• [Goal of the exercise]:
In the data, find the word "title" and copy out every line that has it.

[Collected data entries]
[Start of Attachment]
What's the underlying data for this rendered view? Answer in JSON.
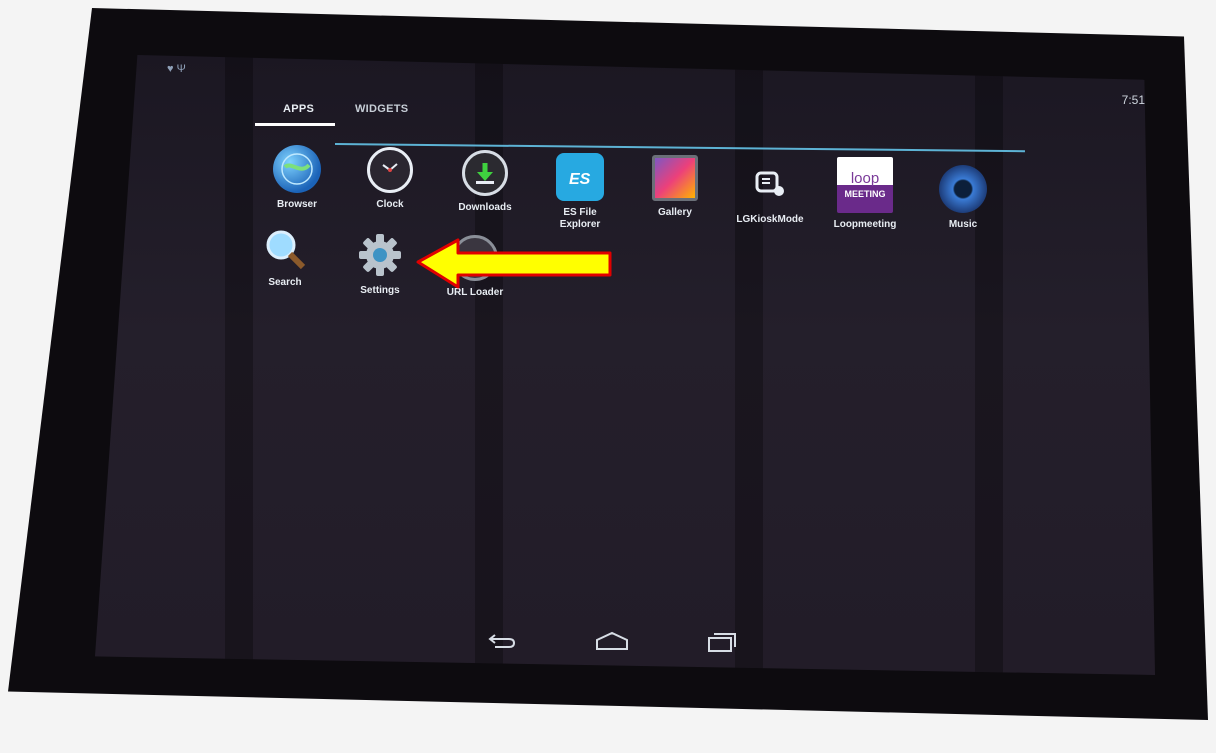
{
  "status": {
    "left_icons": "♥ Ψ",
    "time": "7:51"
  },
  "tabs": {
    "apps": "APPS",
    "widgets": "WIDGETS"
  },
  "apps": [
    {
      "label": "Browser",
      "icon": "globe-icon"
    },
    {
      "label": "Clock",
      "icon": "clock-icon"
    },
    {
      "label": "Downloads",
      "icon": "download-icon"
    },
    {
      "label": "ES File Explorer",
      "icon": "folder-icon"
    },
    {
      "label": "Gallery",
      "icon": "gallery-icon"
    },
    {
      "label": "LGKioskMode",
      "icon": "kiosk-icon"
    },
    {
      "label": "Loopmeeting",
      "icon": "loopmeeting-icon",
      "logo_text": "loop",
      "logo_subtext": "MEETING"
    },
    {
      "label": "Music",
      "icon": "music-icon"
    },
    {
      "label": "Search",
      "icon": "search-icon"
    },
    {
      "label": "Settings",
      "icon": "gear-icon"
    },
    {
      "label": "URL Loader",
      "icon": "url-loader-icon"
    }
  ],
  "nav": {
    "back": "back-icon",
    "home": "home-icon",
    "recents": "recents-icon"
  },
  "colors": {
    "accent": "#5db3d5",
    "arrow_fill": "#ffff00",
    "arrow_stroke": "#e00000"
  }
}
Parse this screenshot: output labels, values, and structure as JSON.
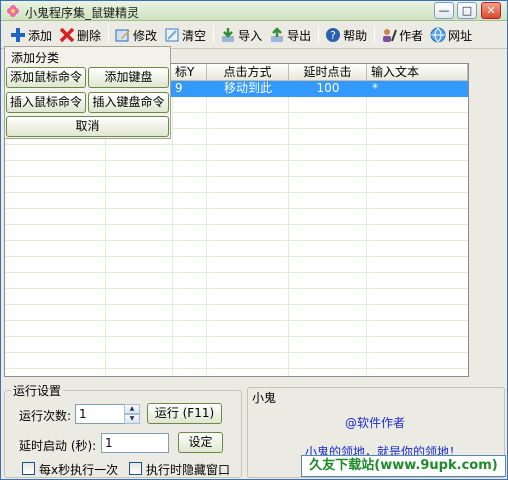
{
  "window": {
    "title": "小鬼程序集_鼠键精灵",
    "minimize_glyph": "—",
    "maximize_glyph": "□",
    "close_glyph": "✕"
  },
  "toolbar": {
    "items": [
      {
        "label": "添加",
        "icon": "plus-icon",
        "color": "#1e66c8"
      },
      {
        "label": "删除",
        "icon": "delete-x-icon",
        "color": "#d42121"
      },
      {
        "label": "修改",
        "icon": "edit-icon",
        "color": "#2c6bb3"
      },
      {
        "label": "清空",
        "icon": "clear-icon",
        "color": "#3a7fc4"
      },
      {
        "label": "导入",
        "icon": "import-icon",
        "color": "#2f8f3a"
      },
      {
        "label": "导出",
        "icon": "export-icon",
        "color": "#2f8f3a"
      },
      {
        "label": "帮助",
        "icon": "help-icon",
        "color": "#2b5fb0"
      },
      {
        "label": "作者",
        "icon": "author-icon",
        "color": "#7a4fa0"
      },
      {
        "label": "网址",
        "icon": "globe-icon",
        "color": "#1f6fc2"
      }
    ]
  },
  "table": {
    "headers": [
      "标Y",
      "点击方式",
      "延时点击",
      "输入文本"
    ],
    "rows": [
      {
        "y": "9",
        "click_mode": "移动到此",
        "delay": "100",
        "text": "*"
      }
    ],
    "selection_color": "#3399ff"
  },
  "popup": {
    "title": "添加分类",
    "buttons": [
      "添加鼠标命令",
      "添加键盘",
      "插入鼠标命令",
      "插入键盘命令",
      "取消"
    ]
  },
  "settings": {
    "legend": "运行设置",
    "run_count_label": "运行次数:",
    "run_count_value": "1",
    "run_button": "运行 (F11)",
    "delay_start_label": "延时启动 (秒):",
    "delay_start_value": "1",
    "set_button": "设定",
    "every_x_seconds_label": "每x秒执行一次",
    "hide_window_label": "执行时隐藏窗口"
  },
  "note": {
    "title": "小鬼",
    "line1": "@软件作者",
    "line2": "小鬼的领地，就是你的领地！"
  },
  "watermark": "久友下载站(www.9upk.com)"
}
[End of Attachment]
• [Reply]:
    "title": "小鬼程序集_鼠键精灵",
    "title": "添加分类",
    "title": "小鬼",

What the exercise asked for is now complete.